's Trio Arc
(PSR#100807), which documents the first collaboration between the veteran bassist/composer and legendary pianist, and former Pavone mentor, Paul Bley in 35 years. The release of this entirely improvised trio session, featuring frequent collaborator Matt Wilson on drums, also marks the 40th anniversary of Pavone's recorded debut on Bley's 1968 LP, Canada
Honestly, it felt remarkably similar to our work together 40 years ago," recalls Pavone, who toured with Bley-led trios in the late 1960's and early 1970's with drummers Barry Altschul and Laurence Cook. The piano trio format made the most sense for this reunion and when I envisioned the music the three of us would create, I could hear Matt. I think he went to some fresh and innovative places, as did we all. There is a sound in this recording that harkens back to an earlier time."

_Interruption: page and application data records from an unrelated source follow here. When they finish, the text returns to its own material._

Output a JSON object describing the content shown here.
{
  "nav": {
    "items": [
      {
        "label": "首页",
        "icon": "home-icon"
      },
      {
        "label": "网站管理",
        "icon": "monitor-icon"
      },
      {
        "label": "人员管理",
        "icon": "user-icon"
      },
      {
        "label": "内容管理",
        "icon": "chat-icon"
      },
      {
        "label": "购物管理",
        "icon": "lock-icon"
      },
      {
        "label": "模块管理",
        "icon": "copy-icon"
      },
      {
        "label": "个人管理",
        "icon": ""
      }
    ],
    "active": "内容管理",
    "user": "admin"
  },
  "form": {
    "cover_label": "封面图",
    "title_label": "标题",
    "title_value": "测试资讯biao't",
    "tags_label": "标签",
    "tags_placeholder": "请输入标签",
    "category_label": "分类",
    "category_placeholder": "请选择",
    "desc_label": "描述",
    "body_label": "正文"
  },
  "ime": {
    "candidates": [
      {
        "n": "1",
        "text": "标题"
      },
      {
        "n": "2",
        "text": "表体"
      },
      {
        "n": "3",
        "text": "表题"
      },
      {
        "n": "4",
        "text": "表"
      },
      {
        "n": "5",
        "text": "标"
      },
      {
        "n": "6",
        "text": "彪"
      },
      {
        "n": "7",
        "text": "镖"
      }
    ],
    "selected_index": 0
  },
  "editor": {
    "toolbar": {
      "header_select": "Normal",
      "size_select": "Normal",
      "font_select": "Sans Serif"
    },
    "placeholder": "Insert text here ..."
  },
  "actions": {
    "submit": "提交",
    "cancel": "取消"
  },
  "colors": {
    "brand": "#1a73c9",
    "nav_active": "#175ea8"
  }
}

Trio Arc brings Pavone's career full circle on a number of fronts. In addition to reconnecting with Bley, this is the first completely improvised recording under Pavone's leadership, referencing the freely improvised music he played early in his career rather than the trademark upside-down" compositions he has cultivated exclusively for the past decade. It's also his first trio recording since 1999's Remembering Thomas (Knitting Factory), marking his long-awaited return to the format that first gained him widespread recognition on recordings by iconic figures such as Bill Dixon (1980's) and Thomas Chapin (1990-97).

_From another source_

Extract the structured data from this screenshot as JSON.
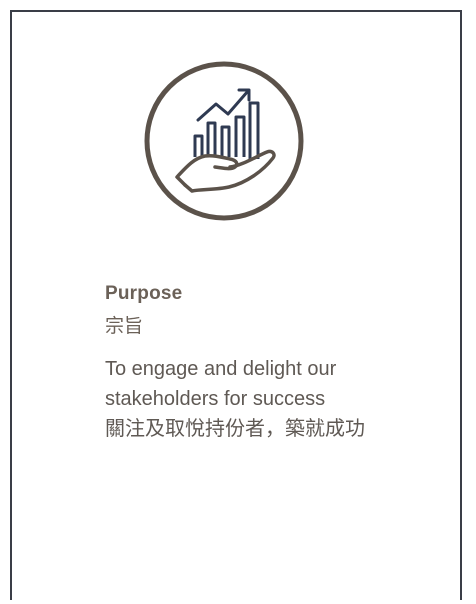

Critics note that Pavone continues to move the tradition forward with every record" (John Kelman, AllAboutJazz.com), calling his work intense and absorbing" (Kenny Mathieson, Jazzwise), exciting and stimulating" (Jay Collins, Cadence), never less than compelling" (Ben Ratliff, New York Times) and both joyous and serious, abrasive and complex, yet entirely inviting" (David R. Adler, All Music Guide). The Absolute Sound's Fred Kaplan adds, Pavone's music is in constant flux and flow, flying along the outer edge of the envelope but never losing its grip on the basics."
Originally an engineer by trade, Pavone dropped everything to attend John Coltrane's funeral in 1967, where he decided on the spot to dedicate the rest of his life to music. He has since spent the last four decades defining the cutting edge of jazz, both as a sideman to legendary innovators and the leader of groups featuring some of today's most respected young improvisers. Since Chapin's untimely death in 1998, Pavone has focused on his own bands, which have featured a cadre of prominent sidemen including Steven Bernstein, Charles Burnham, Gerald Cleaver, Peter Madsen, Tony Malaby and Michael Sarin among others.
Trio Arc is his 18th recording as a leader/co-leader, and his seventh on the Playscape Recordings label that has been his home since 2001. The label will also release Pavone's forthcoming quintet CD, Ancestors, in November.